*** Opening of TASK DATA ***

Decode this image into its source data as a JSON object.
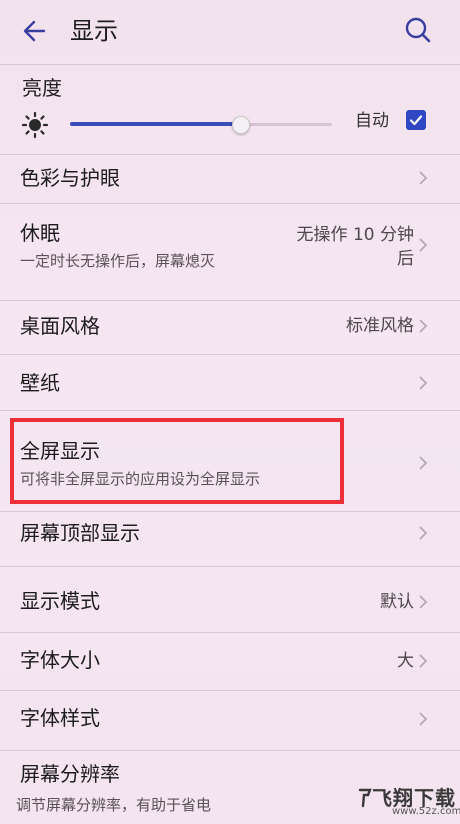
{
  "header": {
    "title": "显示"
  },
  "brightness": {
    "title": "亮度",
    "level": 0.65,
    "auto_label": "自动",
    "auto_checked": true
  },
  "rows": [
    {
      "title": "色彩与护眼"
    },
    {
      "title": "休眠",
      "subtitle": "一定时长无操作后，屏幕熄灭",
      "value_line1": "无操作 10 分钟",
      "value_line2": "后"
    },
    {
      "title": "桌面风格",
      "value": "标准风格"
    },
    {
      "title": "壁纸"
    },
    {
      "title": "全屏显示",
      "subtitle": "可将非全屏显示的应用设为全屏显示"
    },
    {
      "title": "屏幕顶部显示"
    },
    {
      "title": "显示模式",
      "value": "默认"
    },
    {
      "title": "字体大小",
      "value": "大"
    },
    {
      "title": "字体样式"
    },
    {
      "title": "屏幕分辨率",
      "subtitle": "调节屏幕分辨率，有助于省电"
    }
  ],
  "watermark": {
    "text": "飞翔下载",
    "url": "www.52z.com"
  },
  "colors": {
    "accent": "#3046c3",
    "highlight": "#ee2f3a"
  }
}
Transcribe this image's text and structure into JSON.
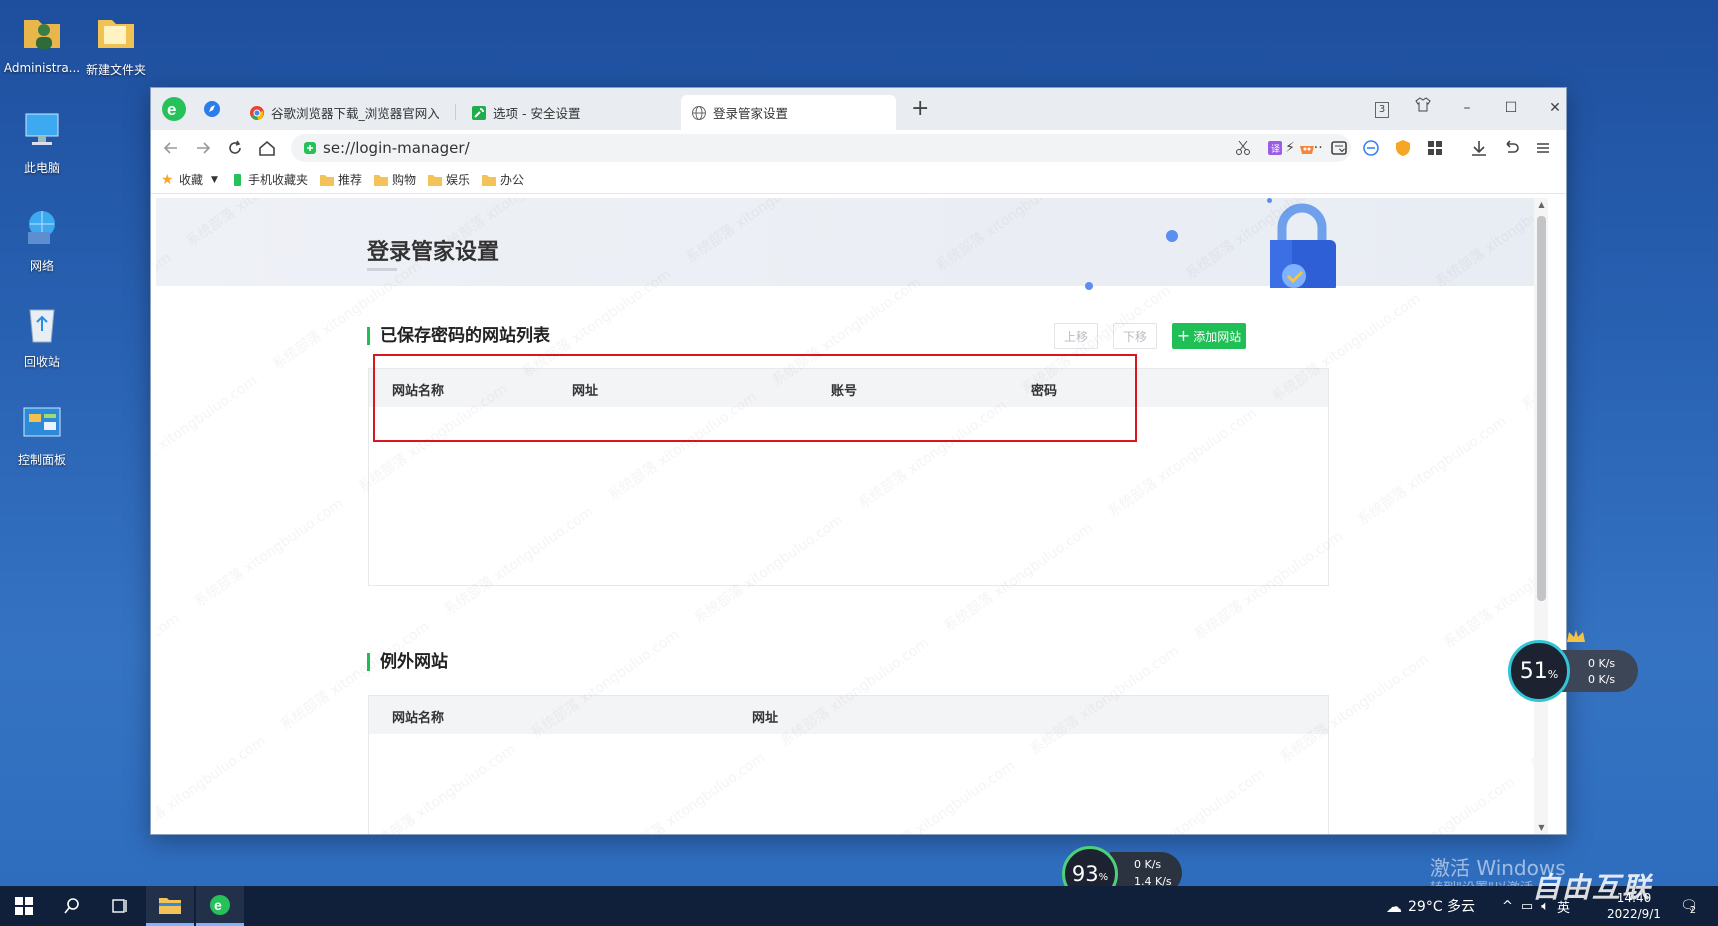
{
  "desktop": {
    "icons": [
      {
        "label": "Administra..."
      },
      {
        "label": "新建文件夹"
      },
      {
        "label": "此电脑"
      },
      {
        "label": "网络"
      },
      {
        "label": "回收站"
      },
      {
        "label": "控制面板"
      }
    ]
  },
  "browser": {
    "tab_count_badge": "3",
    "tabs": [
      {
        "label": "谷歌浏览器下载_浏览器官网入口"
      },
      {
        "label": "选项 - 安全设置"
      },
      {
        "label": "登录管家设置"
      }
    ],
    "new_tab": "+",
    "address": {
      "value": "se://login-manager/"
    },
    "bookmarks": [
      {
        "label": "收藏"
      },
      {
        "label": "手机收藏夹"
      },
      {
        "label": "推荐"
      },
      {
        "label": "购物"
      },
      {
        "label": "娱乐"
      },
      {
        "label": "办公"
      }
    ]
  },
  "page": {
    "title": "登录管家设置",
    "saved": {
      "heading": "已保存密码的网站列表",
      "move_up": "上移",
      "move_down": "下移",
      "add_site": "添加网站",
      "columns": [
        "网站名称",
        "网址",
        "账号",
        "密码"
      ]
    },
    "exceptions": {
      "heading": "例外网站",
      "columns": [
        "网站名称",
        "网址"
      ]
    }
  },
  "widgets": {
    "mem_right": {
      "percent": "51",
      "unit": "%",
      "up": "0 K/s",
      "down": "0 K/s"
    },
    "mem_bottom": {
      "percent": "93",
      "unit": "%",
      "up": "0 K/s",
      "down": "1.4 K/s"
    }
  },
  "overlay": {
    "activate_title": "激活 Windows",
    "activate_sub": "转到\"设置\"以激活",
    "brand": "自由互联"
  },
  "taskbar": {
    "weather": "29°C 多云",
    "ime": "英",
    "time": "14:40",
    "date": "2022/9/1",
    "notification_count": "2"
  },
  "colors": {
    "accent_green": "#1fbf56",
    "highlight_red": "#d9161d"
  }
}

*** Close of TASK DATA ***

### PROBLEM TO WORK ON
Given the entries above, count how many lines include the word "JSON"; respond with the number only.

### WRITTEN REPLY
2